Source: Travel + Leisure


From its top-rated surf breaks and diverse wildlife to its tropical climate and fresh fare, there are dozens of reasons why Costa Rica continually ranks among our most-recommended vacation spots. (Not to mention it’s a less-than-five-hour flight from Houston, about a four-hour flight from Atlanta, and a three-hour flight from Miami.)

Thanks to the many benefits of Costa Rica life, vacationers often feel like they never want to leave. Luckily, they don’t have to: “There are no restrictions to purchasing property in Costa Rica,” confirmed Wagner Loria, real estate agent and broker with Keller Williams Tamarindo. (The only exception is when applying for some beachfront and coastal properties, which may require a certain percentage to be owned by a Costa Rican, added Melanie Engel, broker and owner of Flamingo Beach Realty in Playa Flamingo, Guanacaste, Costa Rica.) “American citizens have the same rights as locals when it comes to investing in the country.
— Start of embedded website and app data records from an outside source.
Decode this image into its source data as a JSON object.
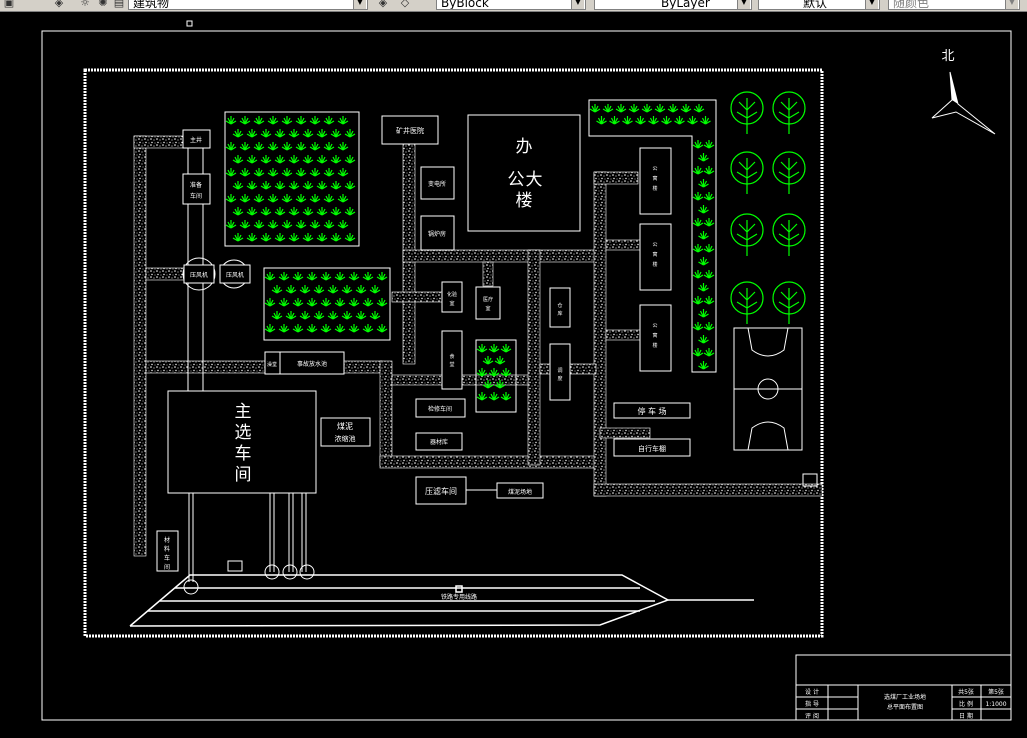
{
  "toolbar": {
    "layer_name": "建筑物",
    "color_value": "ByBlock",
    "linetype_value": "ByLayer",
    "lineweight_value": "默认",
    "plotstyle_value": "随颜色"
  },
  "icons": {
    "layer": "layer-stack-icon",
    "lightbulb": "lightbulb-icon",
    "dropdown": "chevron-down-icon"
  },
  "colors": {
    "background": "#000000",
    "line": "#ffffff",
    "vegetation": "#00ff00",
    "toolbar": "#d4d0c8"
  },
  "drawing": {
    "north_label": "北",
    "buildings": {
      "office": [
        "办",
        "公",
        "大",
        "楼"
      ],
      "main_workshop": [
        "主",
        "选",
        "车",
        "间"
      ],
      "mine_hospital": "矿井医院",
      "transformer": "变电所",
      "boiler": "锅炉房",
      "main_shaft": "主井",
      "aux_shaft": [
        "准备",
        "车间"
      ],
      "compressor_1": "压风机",
      "compressor_2": "压风机",
      "bath": "澡堂",
      "accident_pool": "事故放水池",
      "slime_thickener": [
        "煤泥",
        "浓缩池"
      ],
      "lab": [
        "化验",
        "室"
      ],
      "canteen": [
        "食",
        "堂"
      ],
      "inspection": "检修车间",
      "medical": [
        "医疗",
        "室"
      ],
      "storehouse": "器材库",
      "store2": [
        "仓",
        "库"
      ],
      "warehouse2": [
        "调",
        "度"
      ],
      "material_car": [
        "材",
        "料",
        "车",
        "间"
      ],
      "dorm_1": [
        "公",
        "寓",
        "楼"
      ],
      "dorm_2": [
        "公",
        "寓",
        "楼"
      ],
      "dorm_3": [
        "公",
        "寓",
        "楼"
      ],
      "parking": "停 车 场",
      "bike_shed": "自行车棚",
      "press_workshop": "压滤车间",
      "press_pool": "煤泥场地",
      "railway": "铁路专用线路"
    },
    "title_block": {
      "design": "设 计",
      "guide": "指 导",
      "review": "评 阅",
      "title1": "选煤厂工业场地",
      "title2": "总平面布置图",
      "sheets_total": "共5张",
      "sheet_no": "第5张",
      "scale_label": "比 例",
      "scale_value": "1:1000",
      "date_label": "日 期"
    }
  }
}
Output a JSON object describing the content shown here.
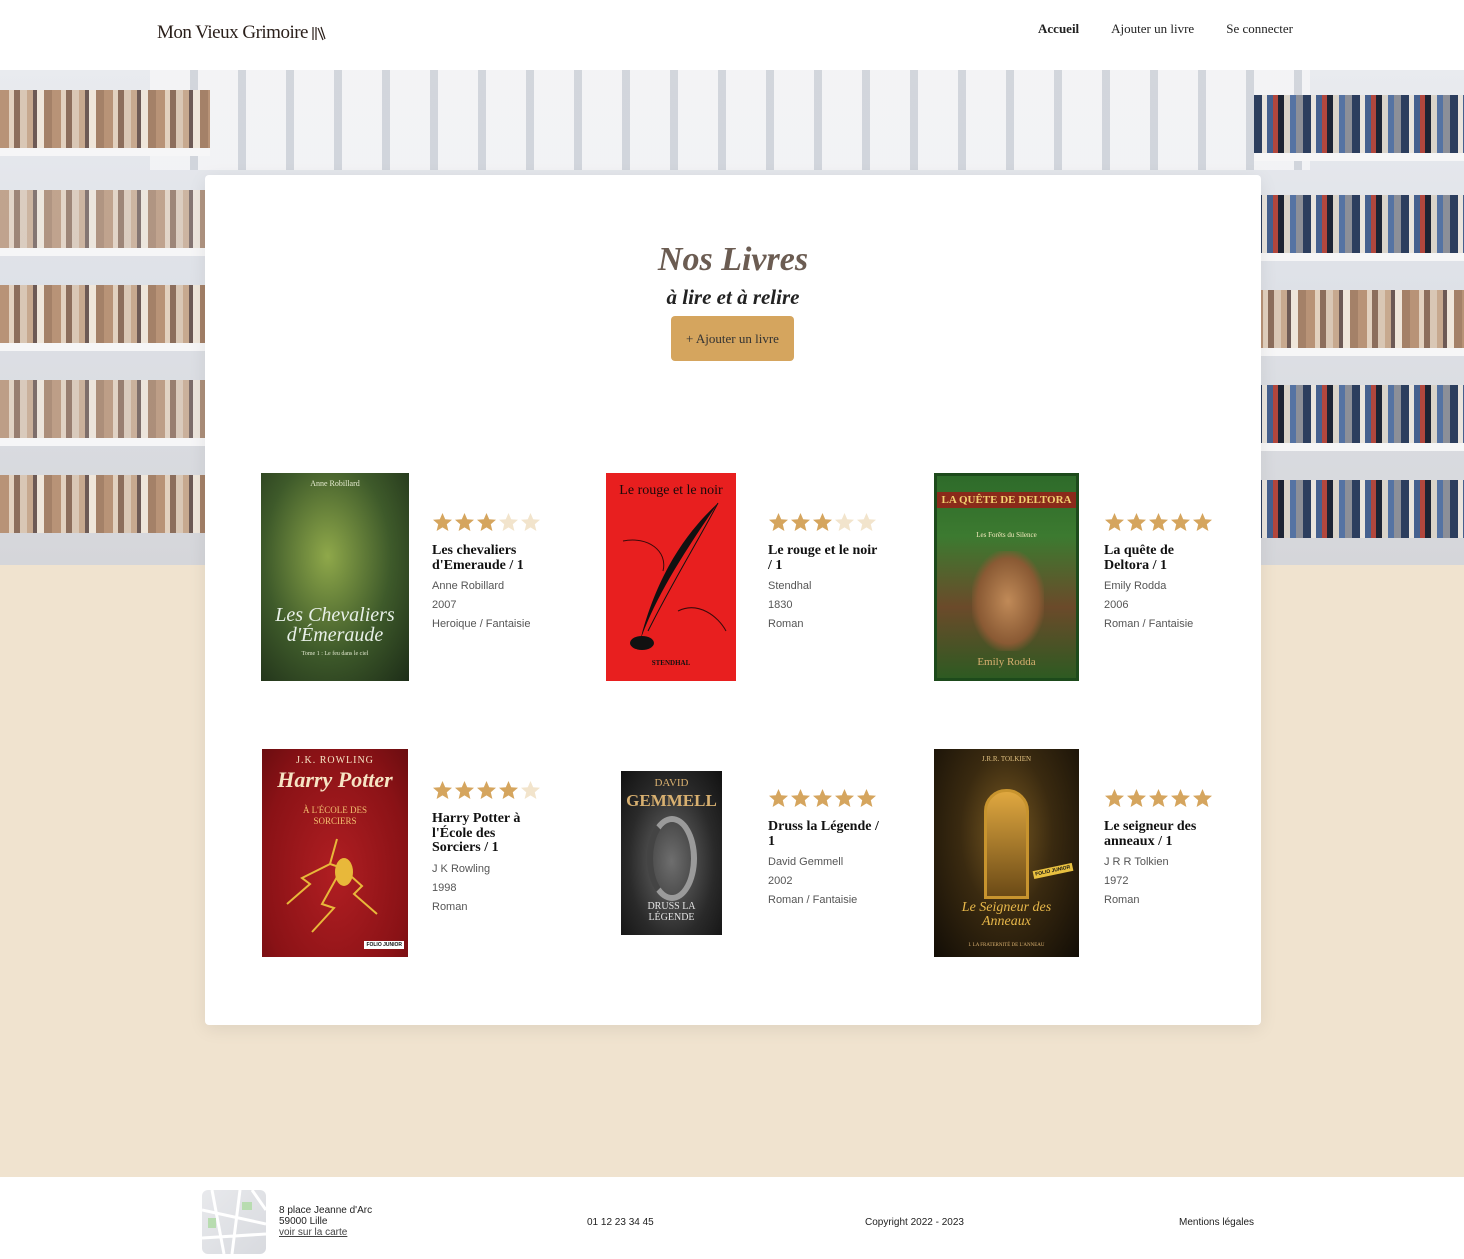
{
  "header": {
    "logo_text": "Mon Vieux Grimoire",
    "nav": [
      {
        "label": "Accueil",
        "active": true
      },
      {
        "label": "Ajouter un livre",
        "active": false
      },
      {
        "label": "Se connecter",
        "active": false
      }
    ]
  },
  "main": {
    "title": "Nos Livres",
    "subtitle": "à lire et à relire",
    "add_button": "+ Ajouter un livre",
    "accent_color": "#d5a55e"
  },
  "books": [
    {
      "title": "Les chevaliers d'Emeraude / 1",
      "author": "Anne Robillard",
      "year": "2007",
      "genre": "Heroique / Fantaisie",
      "rating": 3,
      "cover": {
        "top_text": "Anne Robillard",
        "main_text": "Les Chevaliers d'Émeraude",
        "sub_text": "Tome 1 : Le feu dans le ciel"
      }
    },
    {
      "title": "Le rouge et le noir / 1",
      "author": "Stendhal",
      "year": "1830",
      "genre": "Roman",
      "rating": 3,
      "cover": {
        "top_text": "Le rouge et le noir",
        "main_text": "STENDHAL"
      }
    },
    {
      "title": "La quête de Deltora / 1",
      "author": "Emily Rodda",
      "year": "2006",
      "genre": "Roman / Fantaisie",
      "rating": 5,
      "cover": {
        "top_text": "LA QUÊTE DE DELTORA",
        "main_text": "Les Forêts du Silence",
        "sub_text": "Emily Rodda"
      }
    },
    {
      "title": "Harry Potter à l'École des Sorciers / 1",
      "author": "J K Rowling",
      "year": "1998",
      "genre": "Roman",
      "rating": 4,
      "cover": {
        "top_text": "J.K. ROWLING",
        "main_text": "Harry Potter",
        "sub_text": "À L'ÉCOLE DES SORCIERS",
        "badge": "FOLIO JUNIOR"
      }
    },
    {
      "title": "Druss la Légende / 1",
      "author": "David Gemmell",
      "year": "2002",
      "genre": "Roman / Fantaisie",
      "rating": 5,
      "cover": {
        "top_text": "DAVID",
        "main_text": "GEMMELL",
        "sub_text": "DRUSS LA LÉGENDE"
      }
    },
    {
      "title": "Le seigneur des anneaux / 1",
      "author": "J R R Tolkien",
      "year": "1972",
      "genre": "Roman",
      "rating": 5,
      "cover": {
        "top_text": "J.R.R. TOLKIEN",
        "main_text": "Le Seigneur des Anneaux",
        "sub_text": "I. LA FRATERNITÉ DE L'ANNEAU",
        "badge": "FOLIO JUNIOR"
      }
    }
  ],
  "footer": {
    "address_line1": "8 place Jeanne d'Arc",
    "address_line2": "59000 Lille",
    "map_link": "voir sur la carte",
    "phone": "01 12 23 34 45",
    "copyright": "Copyright 2022 - 2023",
    "legal": "Mentions légales"
  }
}
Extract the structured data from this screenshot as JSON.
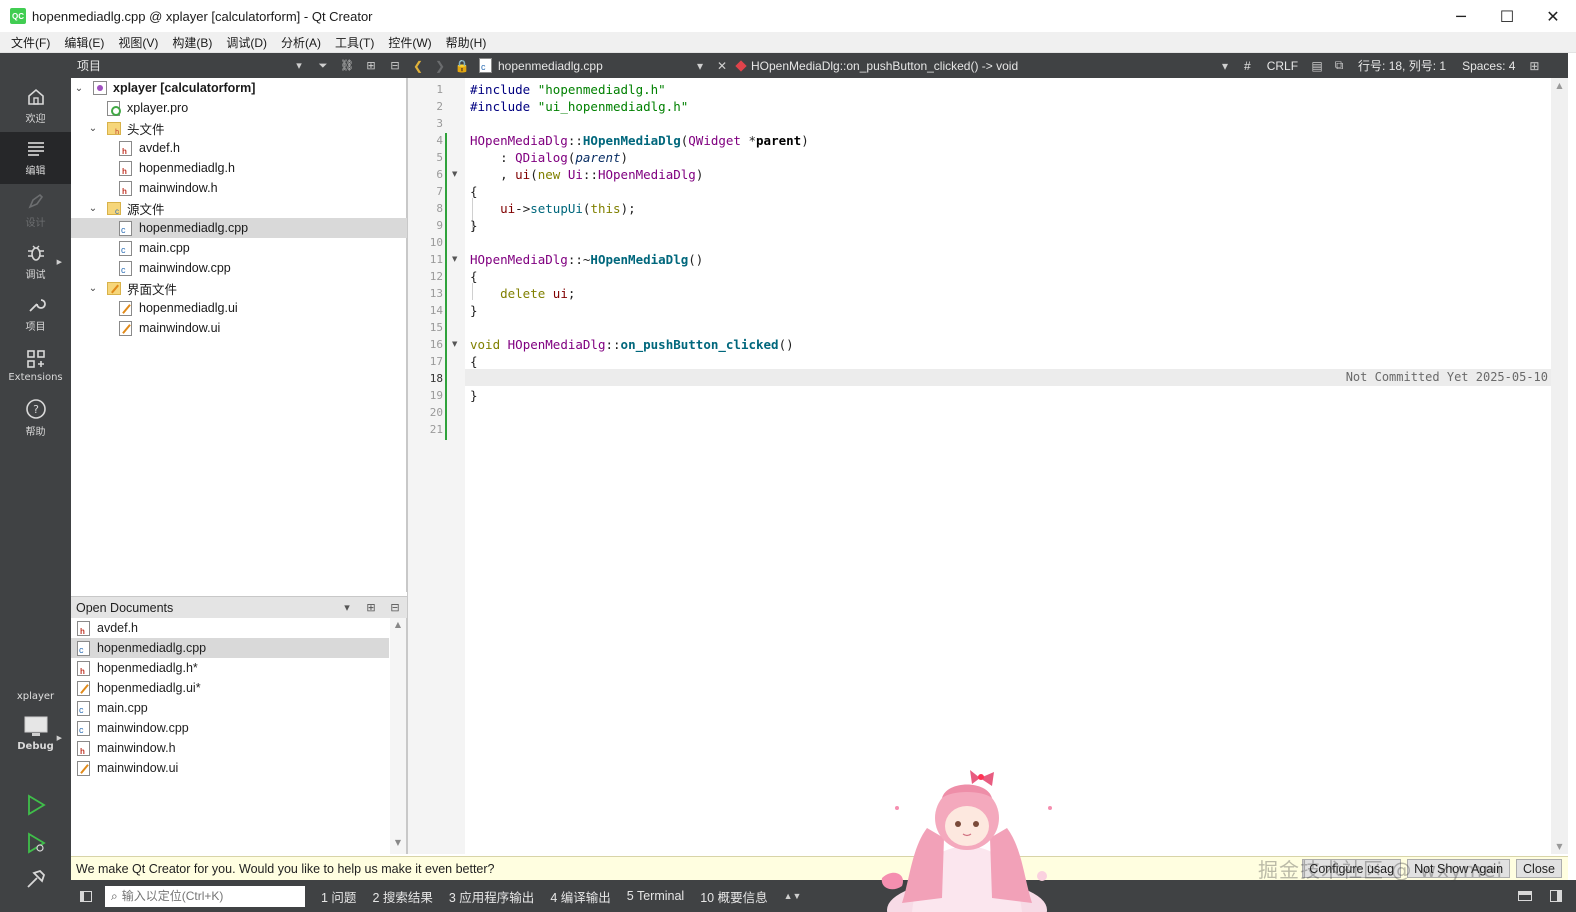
{
  "window": {
    "title": "hopenmediadlg.cpp @ xplayer [calculatorform] - Qt Creator",
    "logo": "QC",
    "controls": {
      "minimize": "─",
      "maximize": "☐",
      "close": "✕"
    }
  },
  "menu": [
    "文件(F)",
    "编辑(E)",
    "视图(V)",
    "构建(B)",
    "调试(D)",
    "分析(A)",
    "工具(T)",
    "控件(W)",
    "帮助(H)"
  ],
  "modes": [
    {
      "label": "欢迎",
      "icon": "home-icon"
    },
    {
      "label": "编辑",
      "icon": "edit-icon",
      "active": true
    },
    {
      "label": "设计",
      "icon": "design-icon",
      "disabled": true
    },
    {
      "label": "调试",
      "icon": "bug-icon"
    },
    {
      "label": "项目",
      "icon": "wrench-icon"
    },
    {
      "label": "Extensions",
      "icon": "extensions-icon"
    },
    {
      "label": "帮助",
      "icon": "help-icon"
    }
  ],
  "target": {
    "project": "xplayer",
    "config": "Debug"
  },
  "project_panel": {
    "title": "项目",
    "tree": [
      {
        "label": "xplayer [calculatorform]",
        "kind": "project"
      },
      {
        "label": "xplayer.pro",
        "kind": "pro"
      },
      {
        "label": "头文件",
        "kind": "folder-headers"
      },
      {
        "label": "avdef.h",
        "kind": "h"
      },
      {
        "label": "hopenmediadlg.h",
        "kind": "h"
      },
      {
        "label": "mainwindow.h",
        "kind": "h"
      },
      {
        "label": "源文件",
        "kind": "folder-sources"
      },
      {
        "label": "hopenmediadlg.cpp",
        "kind": "cpp",
        "selected": true
      },
      {
        "label": "main.cpp",
        "kind": "cpp"
      },
      {
        "label": "mainwindow.cpp",
        "kind": "cpp"
      },
      {
        "label": "界面文件",
        "kind": "folder-forms"
      },
      {
        "label": "hopenmediadlg.ui",
        "kind": "ui"
      },
      {
        "label": "mainwindow.ui",
        "kind": "ui"
      }
    ]
  },
  "open_documents": {
    "title": "Open Documents",
    "items": [
      {
        "label": "avdef.h",
        "kind": "h"
      },
      {
        "label": "hopenmediadlg.cpp",
        "kind": "cpp",
        "selected": true
      },
      {
        "label": "hopenmediadlg.h*",
        "kind": "h"
      },
      {
        "label": "hopenmediadlg.ui*",
        "kind": "ui"
      },
      {
        "label": "main.cpp",
        "kind": "cpp"
      },
      {
        "label": "mainwindow.cpp",
        "kind": "cpp"
      },
      {
        "label": "mainwindow.h",
        "kind": "h"
      },
      {
        "label": "mainwindow.ui",
        "kind": "ui"
      }
    ]
  },
  "editor_toolbar": {
    "file": "hopenmediadlg.cpp",
    "symbol": "HOpenMediaDlg::on_pushButton_clicked() -> void",
    "hash": "#",
    "line_ending": "CRLF",
    "position": "行号: 18, 列号: 1",
    "indent": "Spaces: 4"
  },
  "editor": {
    "line_numbers": [
      "1",
      "2",
      "3",
      "4",
      "5",
      "6",
      "7",
      "8",
      "9",
      "10",
      "11",
      "12",
      "13",
      "14",
      "15",
      "16",
      "17",
      "18",
      "19",
      "20",
      "21"
    ],
    "current_line": 18,
    "blame": "Not Committed Yet 2025-05-10"
  },
  "infobar": {
    "message": "We make Qt Creator for you. Would you like to help us make it even better?",
    "configure_button": "Configure usag",
    "dont_show_button": "Not Show Again",
    "close_button": "Close"
  },
  "watermark": "掘金技术社区 @ wxymei",
  "statusbar": {
    "locator_placeholder": "输入以定位(Ctrl+K)",
    "panes": [
      "1 问题",
      "2 搜索结果",
      "3 应用程序输出",
      "4 编译输出",
      "5 Terminal",
      "10 概要信息"
    ]
  },
  "colors": {
    "sidebar": "#404244",
    "sidebar_active": "#262729",
    "change_bar": "#2fa23b",
    "infobar": "#fffee0"
  }
}
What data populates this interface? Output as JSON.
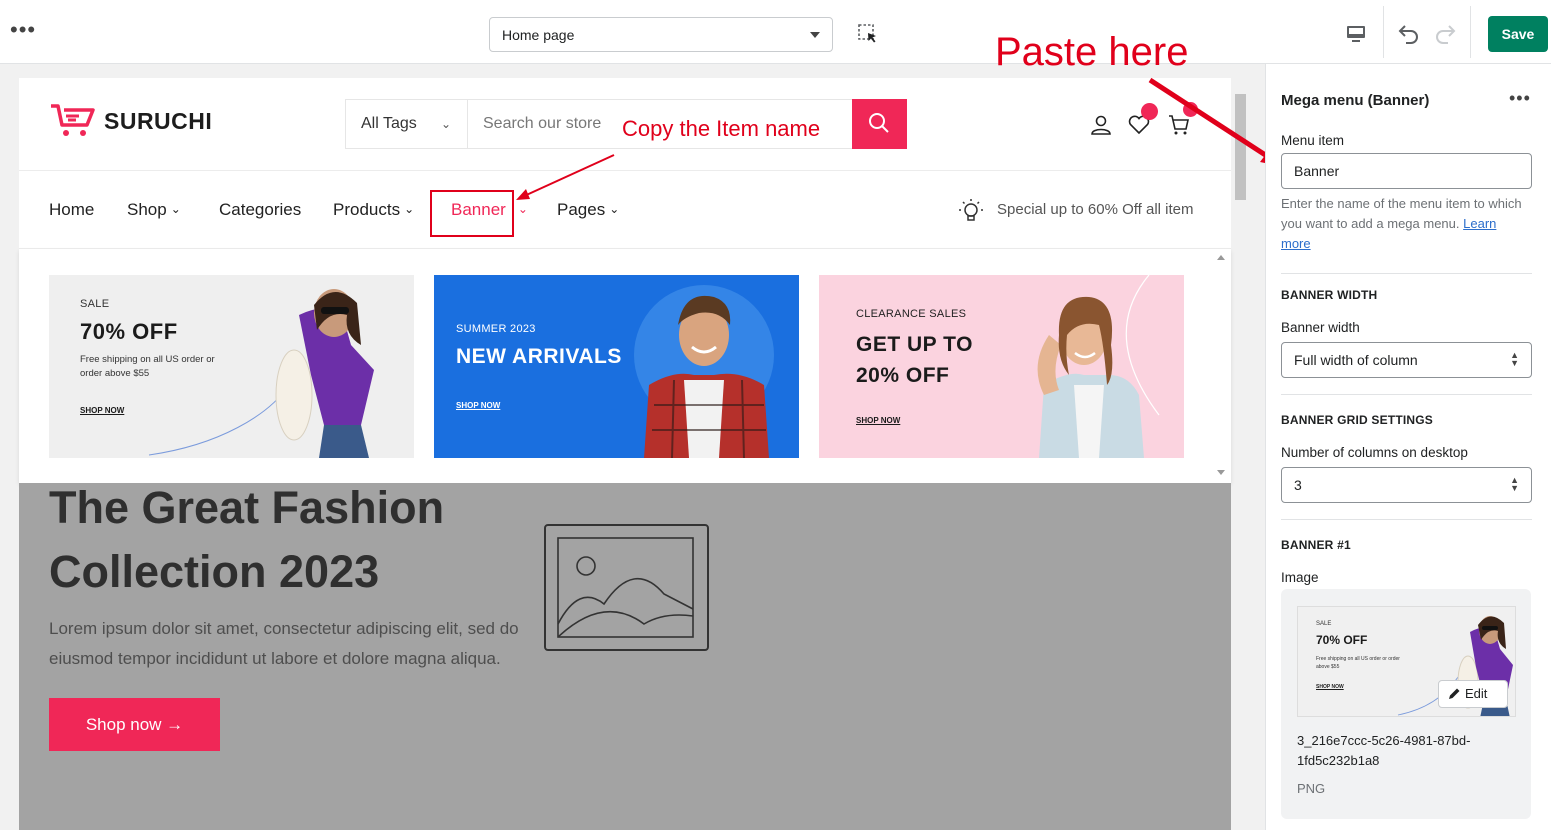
{
  "topbar": {
    "more_label": "•••",
    "page_select": "Home page",
    "save_label": "Save"
  },
  "site": {
    "logo": "SURUCHI",
    "tags_select": "All Tags",
    "search_placeholder": "Search our store",
    "nav": [
      {
        "label": "Home",
        "dropdown": false
      },
      {
        "label": "Shop",
        "dropdown": true
      },
      {
        "label": "Categories",
        "dropdown": false
      },
      {
        "label": "Products",
        "dropdown": true
      },
      {
        "label": "Banner",
        "dropdown": true
      },
      {
        "label": "Pages",
        "dropdown": true
      }
    ],
    "promo": "Special up to 60% Off all item",
    "accent_color": "#f02757"
  },
  "mega_menu": {
    "banners": [
      {
        "eyebrow": "SALE",
        "headline": "70% OFF",
        "desc": "Free shipping on all US order or order above $55",
        "cta": "SHOP NOW",
        "bg": "#efefef"
      },
      {
        "eyebrow": "SUMMER 2023",
        "headline": "NEW ARRIVALS",
        "desc": "",
        "cta": "SHOP NOW",
        "bg": "#1a6fdf"
      },
      {
        "eyebrow": "CLEARANCE SALES",
        "headline": "GET UP TO 20% OFF",
        "desc": "",
        "cta": "SHOP NOW",
        "bg": "#fbd3df"
      }
    ]
  },
  "hero": {
    "title": "The Great Fashion Collection 2023",
    "text": "Lorem ipsum dolor sit amet, consectetur adipiscing elit, sed do eiusmod tempor incididunt ut labore et dolore magna aliqua.",
    "cta": "Shop now →"
  },
  "annotations": {
    "copy": "Copy the Item name",
    "paste": "Paste here"
  },
  "sidebar": {
    "title": "Mega menu (Banner)",
    "menu_item_label": "Menu item",
    "menu_item_value": "Banner",
    "menu_item_help": "Enter the name of the menu item to which you want to add a mega menu.",
    "learn_more": "Learn more",
    "banner_width_heading": "BANNER WIDTH",
    "banner_width_label": "Banner width",
    "banner_width_value": "Full width of column",
    "grid_heading": "BANNER GRID SETTINGS",
    "columns_label": "Number of columns on desktop",
    "columns_value": "3",
    "banner1_heading": "BANNER #1",
    "image_label": "Image",
    "thumb_eyebrow": "SALE",
    "thumb_headline": "70% OFF",
    "thumb_desc": "Free shipping on all US order or order above $55",
    "thumb_cta": "SHOP NOW",
    "edit_label": "Edit",
    "file_name": "3_216e7ccc-5c26-4981-87bd-1fd5c232b1a8",
    "file_type": "PNG"
  }
}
A good real estate attorney, title company, and accountant, plus an immigration expert and a good real estate agent, will be your best resources.”

If you’re interested in investing in a vacation home in Costa Rica, expect the process to take about one to three months, including prospecting, showings, offers, contracts, deeds, escrow, appraisal, inspections, and taking possession of the property, Loria added.



Any investment of more than $150,000 allows you to apply for residence as an investor, which offers benefits like expedited immigration window for residence, exempted import of up to two vehicles and one container exempted from taxes with households, among others.

“Related costs for the buyer range from 4 percent to 5 percent of the total investment. Real estate taxes are as low as 0.25 percent to 0.55 percent per year,” he explained.

Once you plant roots in this Central American country, you’ll either be in — or nearby — one of the five Blue Zones on the planet. Nicoya, Costa Rica is a Blue Zone where residents practice healthy habits that make it more common for them to live to 100 years or older.

“Investing in real estate for $150,000 or more can lead to potential residency options, which may be appealing for those looking to spend extended periods in Costa Rica,” said Anna Velez, real estate consultant with Coldwell Banker Coast to Coast Properties in Guanacaste, Costa Rica.“This comes with many perks including a tax free import of two vehicles for personal use.”

You can also tap into the 180-day tourist visa as you search, or utilize the new digital nomad visa, which allows Americans to stay up to one year without having to renew the visa if they can show a certain amount of income per month. (Work from beach home? Yes please.)

“Every imaginable taste and need can be satisfied in Costa Rica; be it a desire for a luxury lifestyle or one that embraces nature. Infrastructure and public amenities are reliable throughout, too,” Engel told Travel + Leisure. “The real estate market in Costa Rica is surprisingly stable and not prone to the bubbles and bursts experienced in North America. Those seeking to make Costa Rica their permanent home or aiming to purchase a second home can feel confident that their investment is sound.”

In addition, Velez added that compared to many U.S. vacation destinations, Costa Rica offers competitive real estate prices.

“Our clients are constantly surprised with the amount of house and land they can buy here with the same budget compared to their home cities in the U.S. The country’s thriving tourism industry also offers excellent rental income potential for vacation homes when you’re not using them,” Velez said.

If all of this sounds like a sweet deal, here are the best destinations to consider investing in your second home in Costa Rica.



Las Catalinas


You’ll be ahead of the curve if you snap up a second home in Las Catalinas.

“This newer car-free beach town presents an irresistible opportunity for buyers seeking a captivating blend of lifestyle and investment potential,” Engel said.

It’s a secure community that’s located on Playa Danta and Dantita, a region that offers a lovely blend of nature, beaches, and what Engel defined as “abundant conveniences.” (Think: Ocean-view and beachfront restaurants, a food court, an onsite grocery store, wine cellar, beach club with multiple pools, an indoor and outdoor gym, and miles of hiking and biking trails through the tropical forest.)

If yard work isn’t your idea of fun, consider the Casa Chameleon Hotel, which is situated at a high point within Las Catalinas. This offers some of the best views in the area and has residences currently up for sale.

Lots in Las Catalinas are $150,000 to $2 million, condos run from $400,000 to $2 million, and homes start at $1.5 million and climb to $10 million.